Smart electronic systems are targeted to provide adequate performance, but in a low cost, novel form factor on flexible substrates such as paper or stretchable plastic. Printing as a manufacturing technique is a promising approach to fabricate low-cost, flexible, and LAEs on flexible media, including circuits, sensors, antennas, transducers, and batteries. Compared with silicon-based circuits (more specifically, CMOS ICs), all-printed systems yet suffer from low integration density, long switching time, and high cost per function. For example, the speed and energy efficiency of the state-of-the-art thin-film transistors (s) remain orders of magnitude below the complementary metal-oxide semiconductor () technology. Therefore, silicon-based chips performing sophisticated feats such as communication computation and communication are still inevitable. Thus, a heterogeneous integration platform for hybrid systems is in great demand, which employs a cost-effective, large-area manufacturing technique while keeping the same complex functionality and processing capability as silicon-based systems. The complementariness of silicon-based electronics (CMOS) and printed electronics (LAE) are summarized in Table 1.1 .

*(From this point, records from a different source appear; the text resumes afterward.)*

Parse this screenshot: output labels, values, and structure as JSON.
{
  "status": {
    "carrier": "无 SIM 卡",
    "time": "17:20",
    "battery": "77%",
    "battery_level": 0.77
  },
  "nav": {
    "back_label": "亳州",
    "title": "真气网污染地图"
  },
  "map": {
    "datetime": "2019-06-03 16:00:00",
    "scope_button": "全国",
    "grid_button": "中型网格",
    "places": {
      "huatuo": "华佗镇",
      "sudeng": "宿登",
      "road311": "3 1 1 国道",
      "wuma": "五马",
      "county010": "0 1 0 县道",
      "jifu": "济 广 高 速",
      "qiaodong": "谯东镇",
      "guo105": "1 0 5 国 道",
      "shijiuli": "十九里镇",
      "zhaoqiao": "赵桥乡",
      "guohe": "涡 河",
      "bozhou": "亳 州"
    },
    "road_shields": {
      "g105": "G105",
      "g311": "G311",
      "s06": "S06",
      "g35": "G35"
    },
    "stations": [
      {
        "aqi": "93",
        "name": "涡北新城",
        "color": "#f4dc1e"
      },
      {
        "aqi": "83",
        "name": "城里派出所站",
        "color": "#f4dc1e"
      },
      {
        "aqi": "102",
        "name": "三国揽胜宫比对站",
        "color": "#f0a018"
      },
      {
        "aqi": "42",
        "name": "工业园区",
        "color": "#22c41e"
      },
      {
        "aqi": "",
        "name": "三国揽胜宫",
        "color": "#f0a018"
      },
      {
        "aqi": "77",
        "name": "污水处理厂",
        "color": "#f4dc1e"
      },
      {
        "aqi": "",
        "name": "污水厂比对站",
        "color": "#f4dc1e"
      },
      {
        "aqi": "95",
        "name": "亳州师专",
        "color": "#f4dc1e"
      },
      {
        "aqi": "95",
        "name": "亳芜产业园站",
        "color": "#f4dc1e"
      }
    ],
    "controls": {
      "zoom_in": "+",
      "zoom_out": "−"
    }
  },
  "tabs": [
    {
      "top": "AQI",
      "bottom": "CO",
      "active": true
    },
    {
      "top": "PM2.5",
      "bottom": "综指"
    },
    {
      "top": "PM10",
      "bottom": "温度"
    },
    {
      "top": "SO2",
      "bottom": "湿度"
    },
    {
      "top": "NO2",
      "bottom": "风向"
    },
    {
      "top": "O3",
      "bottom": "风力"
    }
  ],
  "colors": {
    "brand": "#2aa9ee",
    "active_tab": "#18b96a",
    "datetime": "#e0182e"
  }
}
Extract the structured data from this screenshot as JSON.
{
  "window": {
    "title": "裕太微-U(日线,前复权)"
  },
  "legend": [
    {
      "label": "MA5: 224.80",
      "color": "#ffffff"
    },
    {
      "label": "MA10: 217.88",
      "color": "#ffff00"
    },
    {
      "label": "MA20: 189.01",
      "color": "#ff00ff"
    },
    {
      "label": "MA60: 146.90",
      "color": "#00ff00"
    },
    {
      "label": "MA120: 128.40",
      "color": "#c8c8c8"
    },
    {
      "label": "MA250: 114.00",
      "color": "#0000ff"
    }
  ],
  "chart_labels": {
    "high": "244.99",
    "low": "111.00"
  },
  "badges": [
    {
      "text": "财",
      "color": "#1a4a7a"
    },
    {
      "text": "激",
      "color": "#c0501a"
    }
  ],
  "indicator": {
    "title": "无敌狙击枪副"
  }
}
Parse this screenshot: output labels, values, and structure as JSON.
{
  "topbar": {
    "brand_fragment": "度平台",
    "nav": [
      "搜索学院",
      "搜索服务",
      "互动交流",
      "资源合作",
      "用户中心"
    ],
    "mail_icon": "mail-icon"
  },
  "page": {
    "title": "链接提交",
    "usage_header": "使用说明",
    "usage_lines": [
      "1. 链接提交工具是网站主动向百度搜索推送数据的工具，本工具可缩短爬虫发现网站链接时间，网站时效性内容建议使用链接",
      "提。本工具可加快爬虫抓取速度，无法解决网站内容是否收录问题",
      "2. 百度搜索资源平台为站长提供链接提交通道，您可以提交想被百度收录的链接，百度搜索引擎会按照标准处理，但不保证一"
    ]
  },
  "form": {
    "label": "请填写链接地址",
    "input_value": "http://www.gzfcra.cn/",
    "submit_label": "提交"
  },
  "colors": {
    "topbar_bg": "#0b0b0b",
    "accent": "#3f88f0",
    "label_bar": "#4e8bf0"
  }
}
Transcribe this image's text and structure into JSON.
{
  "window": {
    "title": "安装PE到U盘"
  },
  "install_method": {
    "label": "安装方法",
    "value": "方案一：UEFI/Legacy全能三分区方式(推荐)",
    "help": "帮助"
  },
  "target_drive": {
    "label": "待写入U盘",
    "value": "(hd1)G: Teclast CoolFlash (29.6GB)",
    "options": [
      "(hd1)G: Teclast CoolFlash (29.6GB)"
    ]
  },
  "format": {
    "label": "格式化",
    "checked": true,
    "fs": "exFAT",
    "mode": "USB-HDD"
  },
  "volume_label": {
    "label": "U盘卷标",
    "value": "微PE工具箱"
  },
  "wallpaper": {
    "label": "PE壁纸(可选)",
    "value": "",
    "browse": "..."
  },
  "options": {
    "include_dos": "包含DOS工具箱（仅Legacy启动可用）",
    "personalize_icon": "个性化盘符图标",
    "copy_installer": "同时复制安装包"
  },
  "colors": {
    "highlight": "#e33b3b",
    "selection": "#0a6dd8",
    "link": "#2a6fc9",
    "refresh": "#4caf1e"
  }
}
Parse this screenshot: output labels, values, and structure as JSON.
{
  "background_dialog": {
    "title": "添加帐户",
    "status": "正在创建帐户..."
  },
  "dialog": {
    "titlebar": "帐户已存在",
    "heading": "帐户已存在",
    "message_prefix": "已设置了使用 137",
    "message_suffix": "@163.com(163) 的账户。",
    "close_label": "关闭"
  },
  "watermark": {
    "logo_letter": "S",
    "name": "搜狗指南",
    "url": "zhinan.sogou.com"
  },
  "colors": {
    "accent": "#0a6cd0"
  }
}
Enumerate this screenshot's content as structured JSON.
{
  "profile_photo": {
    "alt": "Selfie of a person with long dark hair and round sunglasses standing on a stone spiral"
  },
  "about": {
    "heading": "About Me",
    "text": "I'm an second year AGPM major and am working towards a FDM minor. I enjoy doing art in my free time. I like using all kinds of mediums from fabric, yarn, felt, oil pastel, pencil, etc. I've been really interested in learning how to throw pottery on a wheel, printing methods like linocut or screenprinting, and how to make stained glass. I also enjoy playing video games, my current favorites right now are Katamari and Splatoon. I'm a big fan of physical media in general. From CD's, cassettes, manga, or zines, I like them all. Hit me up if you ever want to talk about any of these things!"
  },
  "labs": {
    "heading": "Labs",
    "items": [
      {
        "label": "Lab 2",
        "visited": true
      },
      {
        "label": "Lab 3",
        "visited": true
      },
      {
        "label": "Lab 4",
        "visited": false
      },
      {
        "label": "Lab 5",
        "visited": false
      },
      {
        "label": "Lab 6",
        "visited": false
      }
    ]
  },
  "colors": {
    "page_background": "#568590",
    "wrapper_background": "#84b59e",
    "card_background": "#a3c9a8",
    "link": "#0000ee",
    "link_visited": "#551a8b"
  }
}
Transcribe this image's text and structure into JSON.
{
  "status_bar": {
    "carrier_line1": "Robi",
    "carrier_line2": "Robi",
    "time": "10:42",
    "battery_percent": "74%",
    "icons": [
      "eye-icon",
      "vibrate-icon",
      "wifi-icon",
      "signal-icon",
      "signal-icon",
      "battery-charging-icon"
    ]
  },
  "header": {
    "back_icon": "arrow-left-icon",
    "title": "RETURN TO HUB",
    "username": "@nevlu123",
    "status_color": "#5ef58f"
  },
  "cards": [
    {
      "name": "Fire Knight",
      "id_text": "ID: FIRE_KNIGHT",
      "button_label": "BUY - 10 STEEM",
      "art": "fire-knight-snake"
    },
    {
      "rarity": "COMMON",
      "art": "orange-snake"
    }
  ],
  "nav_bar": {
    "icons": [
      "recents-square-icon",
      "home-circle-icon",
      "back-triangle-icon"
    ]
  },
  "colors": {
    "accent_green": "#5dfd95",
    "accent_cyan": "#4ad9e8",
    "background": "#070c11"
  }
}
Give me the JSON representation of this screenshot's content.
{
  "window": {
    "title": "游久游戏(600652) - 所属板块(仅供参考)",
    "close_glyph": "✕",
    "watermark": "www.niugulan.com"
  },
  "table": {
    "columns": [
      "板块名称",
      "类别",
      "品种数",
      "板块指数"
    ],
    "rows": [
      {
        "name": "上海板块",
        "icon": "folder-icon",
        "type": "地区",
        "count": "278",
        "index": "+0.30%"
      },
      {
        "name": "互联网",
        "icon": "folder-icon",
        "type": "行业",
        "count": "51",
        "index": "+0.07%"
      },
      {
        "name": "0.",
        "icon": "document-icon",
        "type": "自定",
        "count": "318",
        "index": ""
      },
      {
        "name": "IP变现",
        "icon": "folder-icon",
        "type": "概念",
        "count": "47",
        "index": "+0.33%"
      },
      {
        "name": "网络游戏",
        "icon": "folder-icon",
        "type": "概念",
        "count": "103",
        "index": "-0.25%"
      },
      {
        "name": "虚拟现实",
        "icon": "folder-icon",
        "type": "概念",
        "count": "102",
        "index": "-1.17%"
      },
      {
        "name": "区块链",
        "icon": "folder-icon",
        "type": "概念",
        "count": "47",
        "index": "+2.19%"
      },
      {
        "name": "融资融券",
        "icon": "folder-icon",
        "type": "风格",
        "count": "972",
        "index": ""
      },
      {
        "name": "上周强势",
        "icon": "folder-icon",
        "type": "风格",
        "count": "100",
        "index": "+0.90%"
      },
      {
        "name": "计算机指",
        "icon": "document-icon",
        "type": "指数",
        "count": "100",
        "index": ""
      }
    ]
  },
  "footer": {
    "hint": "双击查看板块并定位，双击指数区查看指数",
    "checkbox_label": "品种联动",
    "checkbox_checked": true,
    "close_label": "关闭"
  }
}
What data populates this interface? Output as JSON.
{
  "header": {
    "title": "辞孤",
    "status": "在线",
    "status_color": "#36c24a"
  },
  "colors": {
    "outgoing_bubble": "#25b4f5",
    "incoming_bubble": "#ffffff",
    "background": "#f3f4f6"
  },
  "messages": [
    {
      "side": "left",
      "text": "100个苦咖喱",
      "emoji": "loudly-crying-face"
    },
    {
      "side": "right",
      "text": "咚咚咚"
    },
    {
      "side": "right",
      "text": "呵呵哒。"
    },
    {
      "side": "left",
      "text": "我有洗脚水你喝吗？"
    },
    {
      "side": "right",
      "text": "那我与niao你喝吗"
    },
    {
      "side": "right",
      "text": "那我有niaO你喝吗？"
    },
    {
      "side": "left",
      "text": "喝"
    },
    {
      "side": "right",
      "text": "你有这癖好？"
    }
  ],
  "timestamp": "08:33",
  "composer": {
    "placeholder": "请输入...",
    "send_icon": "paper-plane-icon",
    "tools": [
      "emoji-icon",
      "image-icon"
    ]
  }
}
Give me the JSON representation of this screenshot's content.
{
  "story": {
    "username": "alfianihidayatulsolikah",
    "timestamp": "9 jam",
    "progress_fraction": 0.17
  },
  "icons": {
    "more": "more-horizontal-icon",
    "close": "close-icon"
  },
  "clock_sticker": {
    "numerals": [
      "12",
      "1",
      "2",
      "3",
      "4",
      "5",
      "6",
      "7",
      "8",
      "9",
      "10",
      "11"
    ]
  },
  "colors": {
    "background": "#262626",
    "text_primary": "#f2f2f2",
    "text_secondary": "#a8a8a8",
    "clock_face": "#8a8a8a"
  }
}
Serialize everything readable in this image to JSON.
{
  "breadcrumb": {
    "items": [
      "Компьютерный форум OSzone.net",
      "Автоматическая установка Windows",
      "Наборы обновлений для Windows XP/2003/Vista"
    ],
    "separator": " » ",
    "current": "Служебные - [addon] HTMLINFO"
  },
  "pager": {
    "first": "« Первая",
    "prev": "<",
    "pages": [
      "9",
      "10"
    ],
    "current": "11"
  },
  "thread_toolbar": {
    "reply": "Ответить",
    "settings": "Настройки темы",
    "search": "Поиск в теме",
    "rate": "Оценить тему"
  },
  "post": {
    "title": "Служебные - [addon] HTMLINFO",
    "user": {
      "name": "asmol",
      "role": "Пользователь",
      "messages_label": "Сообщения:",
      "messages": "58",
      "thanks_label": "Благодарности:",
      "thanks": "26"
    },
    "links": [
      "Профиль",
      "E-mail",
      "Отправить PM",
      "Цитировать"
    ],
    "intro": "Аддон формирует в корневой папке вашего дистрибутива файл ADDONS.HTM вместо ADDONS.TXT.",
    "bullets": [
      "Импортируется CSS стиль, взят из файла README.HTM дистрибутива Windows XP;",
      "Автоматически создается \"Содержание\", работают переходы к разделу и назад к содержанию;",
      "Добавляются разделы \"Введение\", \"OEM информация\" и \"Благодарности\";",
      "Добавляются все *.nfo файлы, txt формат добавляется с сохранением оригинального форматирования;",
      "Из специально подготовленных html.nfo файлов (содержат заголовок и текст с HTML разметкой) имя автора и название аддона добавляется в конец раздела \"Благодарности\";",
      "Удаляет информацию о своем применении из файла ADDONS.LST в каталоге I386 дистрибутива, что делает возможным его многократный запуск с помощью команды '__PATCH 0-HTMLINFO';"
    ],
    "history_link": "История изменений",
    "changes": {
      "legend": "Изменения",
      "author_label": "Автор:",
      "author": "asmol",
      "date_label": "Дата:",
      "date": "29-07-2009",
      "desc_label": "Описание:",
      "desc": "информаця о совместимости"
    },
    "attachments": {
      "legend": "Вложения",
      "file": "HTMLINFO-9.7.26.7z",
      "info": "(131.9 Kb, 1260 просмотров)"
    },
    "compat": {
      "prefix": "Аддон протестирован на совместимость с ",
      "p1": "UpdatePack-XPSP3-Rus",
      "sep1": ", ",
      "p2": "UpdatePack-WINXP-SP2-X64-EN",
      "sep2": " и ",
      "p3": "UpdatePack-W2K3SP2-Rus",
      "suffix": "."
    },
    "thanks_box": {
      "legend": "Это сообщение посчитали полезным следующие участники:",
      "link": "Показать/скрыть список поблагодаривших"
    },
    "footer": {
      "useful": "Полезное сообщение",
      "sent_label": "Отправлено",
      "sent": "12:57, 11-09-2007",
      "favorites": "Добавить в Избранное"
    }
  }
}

Table 1.1 Complementariness of silicon electronics and printed electronics. CMOS LAE
Computation High throughput Low speed High logic density Low logic density Low energy/MHz Communication High data rate Coupling Low energy/bit Interconnects Large-size antenna Sensing Precision instrumentation Transducers Analog-information convertors Large substrates Power DC-DC/AC-DC conversion Energy harvester Regulators Printed battery Adaptive management
1.3 Overview of the Book
To realize the vision of the IoT toward a truly connected smart world, there are three key enablers in smart electronic system design. (i) Self-powered integrated circuits based on advanced CMOS technology for computing, communication, sensing, and perception; (ii) flexible and LAEs for multifunctionality and interfacing to the analogy; and (iii)...